Earlier this year, high profile local and international artists converged on Napier to paint inner city walls with a message about the importance of marine conservation issues.
What are we doing to save our oceans and how will consumer waste and overfishing affect our current and future generations?
Tré Packard, the founder of marine conservation organisation Pangeaseed has been looking at ways to spread awareness of rising global issues that affects us all.
One of the projects run by Pangeaseed is Seawalls for Oceans—a five-day event that gives visual artists a platform to promote an important message and unite communities with a ‘pictures speak louder than words’ approach.
The project landed in Napier this March with the assistance of award-winning artist Cinzah Merkens.
Cinzah Merkens (NZ)
“I’m collaborating with Canadian artist Jason Botkin and I’ve taken out 35-metres of a wall. It’s a big New Zealand long fin eel,which are becoming threatened due to man’s impact on their migratory trails. They breed at one point in their lives [and] they’re amazing creatures who live between 70-100 years old. It’s an amazing opportunity as an artist to be able to have a voice and stand for something bigger than yourself. We’ve got a pretty incredible opportunity to portray a message and when you get given a four storey wall, why the hell not?”
Carly Ealing (US)
“It’s a very physically demanding task. There’s a lot of hard work, you need to put some blood, sweat, and tears into these walls. The biggest wall I’ve ever painted was about 120 feet. I’ve been painting since I was a child and it was natural to want to bring my paintings to a larger canvas. I’m really attached to the ocean [and] I live close to the beach living in San Diego, [so marine conservation issues] are something that I feel strongly about.”

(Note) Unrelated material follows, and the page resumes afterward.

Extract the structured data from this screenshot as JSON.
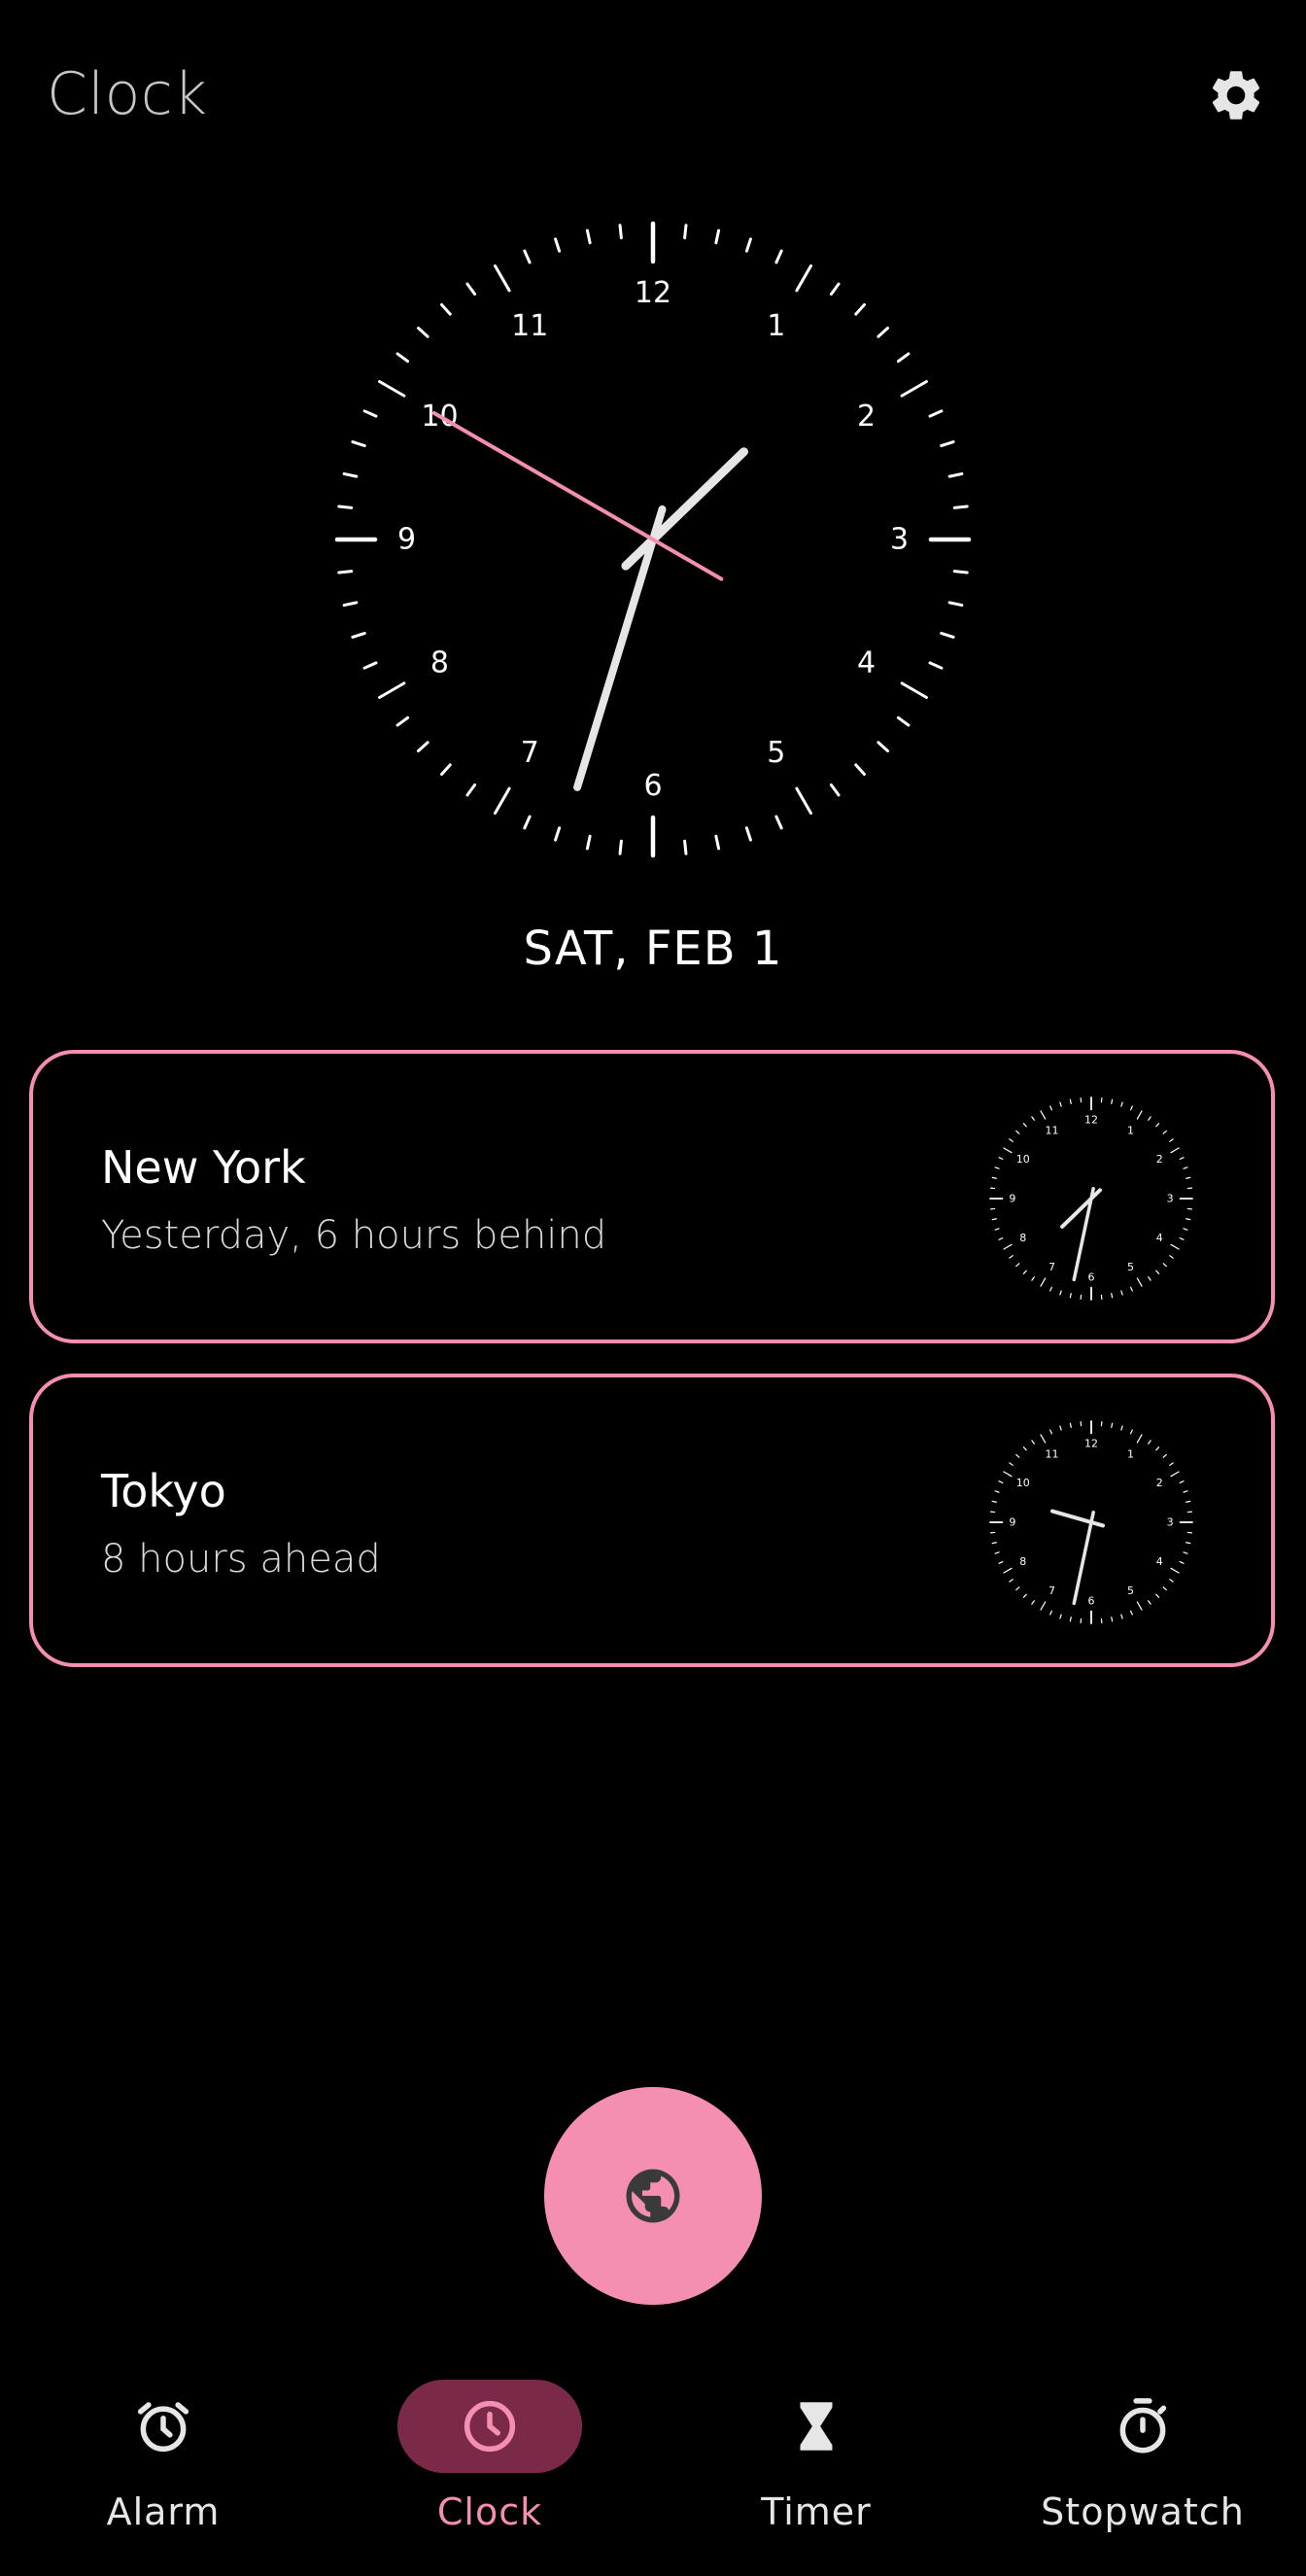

Noelle Anderson (US)
“I come from a family of artists who are also very concerned with the oceans and Pangeaseed merges those two important things. I’m at Dartmouth College where I'm studying studio art and a geography double major, which lends itself perfectly to doing projects like this, because in geography I’m studying the intersection between the environment and social justice.”
Two One (Berlin)
“I’m painting a Chatham Island Shag flying above the ocean. It’s a New Zealand native endangered species. They don’t know the actual reason why they are declining, but it’s pretty hard not to think that humans are one of the causes with over-fishing and pollution. I get to paint murals in a lot of different places, and I think it speaks much more strongly if I paint something connected to the location where I'm working. My work can be quite dark, but I’m not just painting a pretty picture, that’s for sure.”
“I have been travelling non-stop for the past two years now. For this wall, I’m focusing on shark finning, which is a very wasteful and inhumane practice. They cut the top and side fins off and throw the body back into the water. It slowly sinks to the bottom of the ocean and drowns. The mainstream media is not going to cover these issues, so when you come together as a group of artists from around the world, you’re trying to create something long lasting that people will understand. “
“I feel like street art is becoming recognised now as a global art form, but I still consider many of us to be muralists. This collective of people from Pangeaseed are really amazing people to experience things. I'm working with Annica and our topic is researching and reflecting on endangered birds of New Zealand, so I'm focusing on the Fairy Tern and the Chatham Island Taiko and we’re talking about a story of loss.”
“This is the first time that I’ve worked with Pangeaseed and what appealed to me about this project was the act of being socially conscious and socially responsible in our art. I’m a lettering artist and I’m working with Amanda. The lettering behind the whole piece says, you’ll miss me when I’m gone.”
Celeste Buyers (US)
“I feel like I know everyone in the San Diego art scene and it’s cool but it can be quite limiting, so I travel a lot. I make animations, I draw, I paint, I build installations and sculptures. Aaron Glasson and I painted the first sea wall for Pangeaseed three years ago in Sri Lanka. In Sri Lanka they kill Manta Ray’s for their gill plates for Chinese medicine. I love the ocean and I just love animals, so they naturally come into my work. My mural here is about the Fiordland penguins, which only live in New Zealand and within my life time their population has declined from 20,000 to 6,000.”
Morag Shaw (NZ)
“Normally my forte is drawing and printmaking. I’m quite passionate about conservation and having the opportunity to do something on this scale is really exciting. I’m painting a Bryde’s whale. They reside around Hauraki gulf and get by hit by shipping, which kills them basically. They swim quite close to the surface which is why they get injured, so that’s why I’ve got him there with the support. ”